The explanation starts with Vilfredo Pareto, an Italian economist and political sociologist who lived from 1848 to 1923. He devised the law of the ‘trivial many and the critical few’, better known as Pareto’s Law, or the 80:20 rule. This rule says that, in many business activities, 80% of the potential value can be achieved from just 20% of the effort, and that one can spend the remaining 80% of effort for relatively little return.

Old Vilfredo might have lived a century ago, but he was spot on. I’ve been in business a long time, and I can confirm the almost universal truth of the 80:20 rule, in many forms.

– When Sales Manager of a Realty office, I had 19 sales staff working to me. About 85% of the business was written by the four top staff.

– In a Consumer Electrical business I owned, around 75% of the turnover came from the the best-selling 20% of the stock.

– In an eco-tourism business I managed, there were almost 40 Departments of stock. One department alone produced over 25% of the profit; the next five departments produced the next quarter of profit; the next seven another quarter, and the last twenty-five or so together only produced the last quarter of profit.

The 80:20 Rule applies in almost every sphere. It’s uncanny. In almost any field, 20% of the resources produce 80% of the result. It’s vital to understand that the reverse is also true- things that take up 80% of your time and resources, will only produce 20% of your results.

Stocks, products, services, insurance, litigation, people- the 80:20 Rule keeps coming up! Look for it and you’ll find it.

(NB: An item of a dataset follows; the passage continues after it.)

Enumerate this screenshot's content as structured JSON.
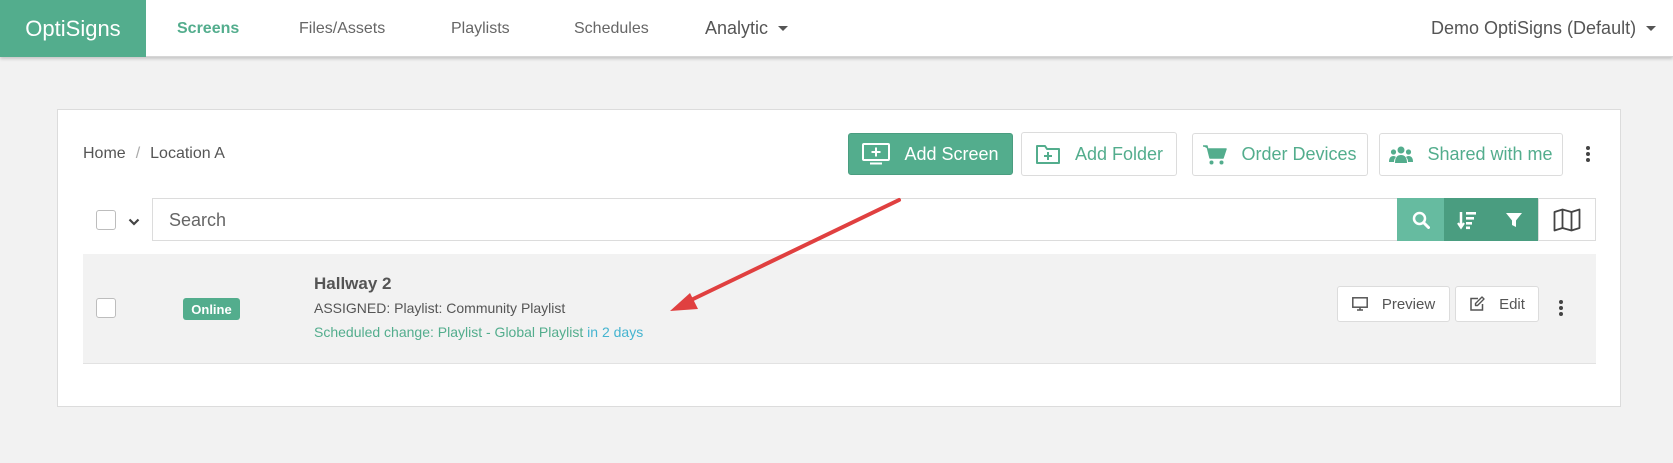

The universality of this principle should be a powerful guide for you in business. Find out how it applies to your enterprise, and you have the power to set the vital priorities which will mean the difference between failure, survival, and success. Take the time now to look at your business. Look at where the results are coming from, and concentrate on those areas. Look at some of these areas.

– Have a product range? Have a look at how much of your profit comes from each item. Put your effort into the 20% that give you 80% of your sales- your winners.

– Selling products or services? Most likely, 80% of your sales come from 20% of your customers- the ones who make the big purchases and are repeat-buyers. Cherish that 20%.

– Have a sales force? Have a look at how much of your profit comes from each person. Make sure you reward and retain the 20% that are your winners.

– Have an affiliate program? Find the top 5-20% who give you 80% of your income, and make sure you support, encourage and reward your winners.

– Do advertising? Have a look at where the sales come from. Then identify the few ads that really pull, and the few places where you run them that really produce. Then refine your winning ads, and run them in those few places that give you the best results.

– Check your web traffic logs! Which keywords are bringing you the most traffic? Which search engines? Which websites? You’ll find that a small number of keywords, search engines and websites give you the lion’s share of your traffic. Nurture them, and build on those strengths!

Run the 80:20 Rule over YOUR business today. It will save you time, effort, money and resources, and take you further down the road to business success. Bon voyage!

This Marketing article was written by John Payne on 2/11/2005

John Payne, a lifetime Marketer, is “”The Human Face of Web Marketing””. Each week his Web Marketing Ezine shows over 4000 readers in more than 56 countries how to succeed, with a uniquely human emphasis on the business of Web Marketing. Get your free subscription here.